OK, so besides the dollar figure doubling again, it seems that they're bumping out both CSRs and reinsurance for three years, up from two. Good to hear!
In other words, the proposed stabilization solution has effectively gone from this...
...in order to effectively fill the gap which, ironically, the GOP themselves created in the first place.
Our healthcare microsimulation model, used to understand this package’s likely effects on the market, assumed states would use federal pass-through savings under Section 1332 of the Affordable Care Act (ACA) to supplement and leverage the $10 billion the considered legislation would authorize and appropriate each year. Pass-through savings result from the fact that the premium subsidies available under the ACA cover the difference between the second lowest cost silver plan available in a rating area and a fixed percentage of a household’s income, varying only by federal poverty level (FPL). Lower premiums result directly in lower premium subsidies, and under a Section 1332 waiver, these savings from lower premiums may be used to provide additional reinsurance.
So, how much does Oliver Wyman think this would help? Quite a bit:

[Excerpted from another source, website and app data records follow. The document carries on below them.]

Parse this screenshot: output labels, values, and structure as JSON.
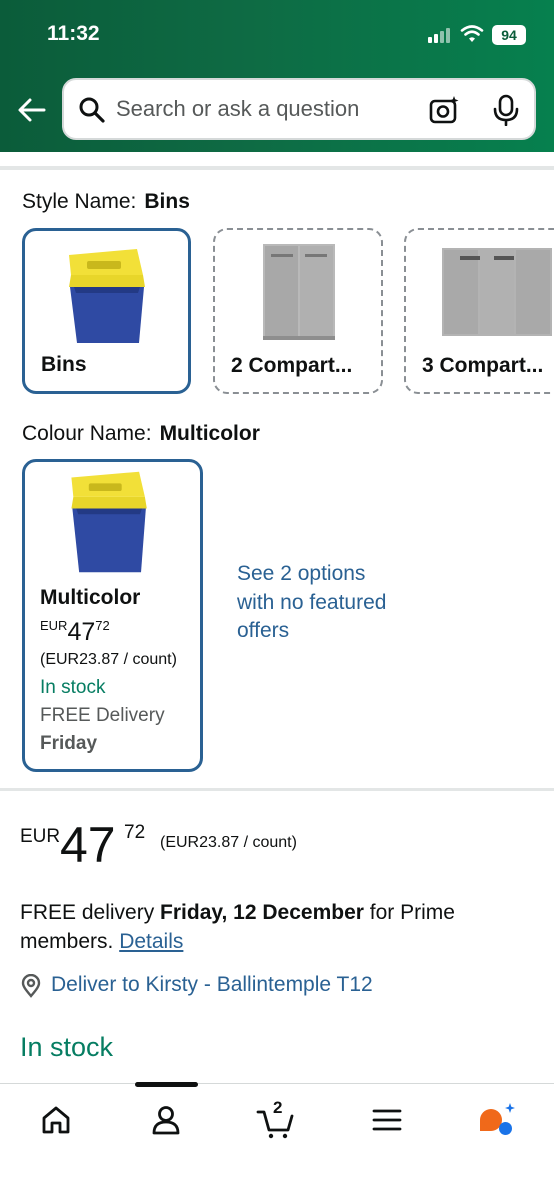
{
  "status_bar": {
    "time": "11:32",
    "battery": "94"
  },
  "header": {
    "search_placeholder": "Search or ask a question",
    "icons": [
      "back-arrow-icon",
      "search-icon",
      "camera-icon",
      "microphone-icon"
    ]
  },
  "style": {
    "label": "Style Name:",
    "selected_value": "Bins",
    "options": [
      {
        "label": "Bins",
        "selected": true
      },
      {
        "label": "2 Compart...",
        "selected": false
      },
      {
        "label": "3 Compart...",
        "selected": false
      }
    ]
  },
  "colour": {
    "label": "Colour Name:",
    "selected_value": "Multicolor",
    "card": {
      "name": "Multicolor",
      "currency": "EUR",
      "price_whole": "47",
      "price_fraction": "72",
      "unit_price": "(EUR23.87 / count)",
      "stock": "In stock",
      "delivery": "FREE Delivery",
      "delivery_day": "Friday"
    },
    "see_options": "See 2 options with no featured offers"
  },
  "price": {
    "currency": "EUR",
    "whole": "47",
    "fraction": "72",
    "unit_price": "(EUR23.87 / count)"
  },
  "delivery": {
    "prefix": "FREE delivery ",
    "date": "Friday, 12 December",
    "suffix": " for Prime members. ",
    "details_link": "Details",
    "deliver_to": "Deliver to Kirsty - Ballintemple T12"
  },
  "availability": "In stock",
  "bottom_nav": {
    "cart_count": "2",
    "items": [
      "home-icon",
      "account-icon",
      "cart-icon",
      "menu-icon",
      "rufus-icon"
    ]
  },
  "colors": {
    "header_green": "#0b5c3a",
    "link_blue": "#2a6193",
    "stock_green": "#067d62",
    "selected_border": "#2a6193"
  }
}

...Therefore, we estimate, under the assumptions described above, that an additional 3.2 million people will be covered in the non-group market, and the proposal would result in premiums that are at least 40 percent lower than they would have been without the proposal in place, across all metal levels. In those states that are not able to obtain a 1332 waiver and take advantage of pass-through savings for 2019, we estimate that premium would decline by more than 20 percent across all metal levels. Those estimates include an average 10 percent reduction due to the funding of CSRs, with the remaining reduction coming from the reinsurance program.
Again, it's important to clarify that the "40% lower" figure is not relative to 2018 premiums, but would be relative to how much premiums would otherwise be expected to be in 2019-2021.

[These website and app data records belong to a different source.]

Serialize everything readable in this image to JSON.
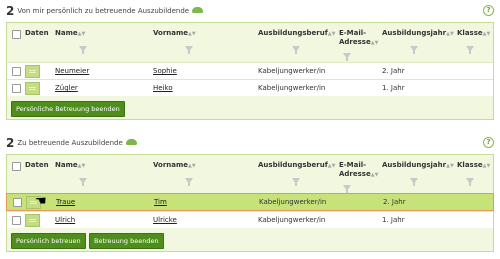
{
  "section1": {
    "count": "2",
    "title": "Von mir persönlich zu betreuende Auszubildende",
    "help": "?",
    "columns": [
      "Daten",
      "Name",
      "Vorname",
      "Ausbildungsberuf",
      "E-Mail-Adresse",
      "Ausbildungsjahr",
      "Klasse"
    ],
    "rows": [
      {
        "name": "Neumeier",
        "vorname": "Sophie",
        "beruf": "Kabeljungwerker/in",
        "jahr": "2. Jahr"
      },
      {
        "name": "Zügler",
        "vorname": "Heiko",
        "beruf": "Kabeljungwerker/in",
        "jahr": "1. Jahr"
      }
    ],
    "button": "Persönliche Betreuung beenden"
  },
  "section2": {
    "count": "2",
    "title": "Zu betreuende Auszubildende",
    "help": "?",
    "columns": [
      "Daten",
      "Name",
      "Vorname",
      "Ausbildungsberuf",
      "E-Mail-Adresse",
      "Ausbildungsjahr",
      "Klasse"
    ],
    "rows": [
      {
        "name": "Traue",
        "vorname": "Tim",
        "beruf": "Kabeljungwerker/in",
        "jahr": "2. Jahr"
      },
      {
        "name": "Ulrich",
        "vorname": "Ulricke",
        "beruf": "Kabeljungwerker/in",
        "jahr": "1. Jahr"
      }
    ],
    "button1": "Persönlich betreuen",
    "button2": "Betreuung beenden"
  },
  "colors": {
    "accent": "#4f8d1d",
    "highlight": "#c8e27a",
    "header_bg": "#f2f8df"
  }
}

This study released by Covered California last week projects that mandate repeal alone is expected to cause rates to increase by around 11%, 6.3% and 6.3% respectively over the next three years. 40% below that would be more like 27% lower, 17% lower and 5% lower than 2018 rates respectively. Still a dramatic improvement, of course, but just important to keep that in mind.
In addition, it's important to note that while funding CSRs would lower unsubsidized premiums, this would also completely reverse the enhanced subsidies received by several million people, effectively raising their net premiums somewhat. It's possible that the reinsurance funding would cancel this out for them as well, however; I'm not quite sure how that would work out.
I want to be clear about this: I fully support Collins-Nelson, and while I’m still generally opposed to Alexander-Murray nowadays, I could probably live with it if it was part of the deal. I just find it amusing that it took a massive actuarial study to come to the conclusion that “throwing another $10 billion in subsidies at a $100 billion industry will lower prices!”
However, there is one tiny problem with the "$10 billion/year will clean up the mess!" solution, though: It would only clean up the mess made by Trump and the GOP last year; it wouldn't do anything to clean up the additional mess they're spewing this year:
As a note, our modeling reflects elimination of the mandate penalty, but does not consider the proposed regulation’s likely effects on association health plans or on short-term, limited duration coverage.
Yep, that same CoveredCA study projects that the other sabotage efforts by Trump this year (#ShortAssPlans) will jack up rates another ~4-5% or so over the next few years as well. Maybe Collins will revise her proposal a fourth time to tack on another few billion? Fine with me...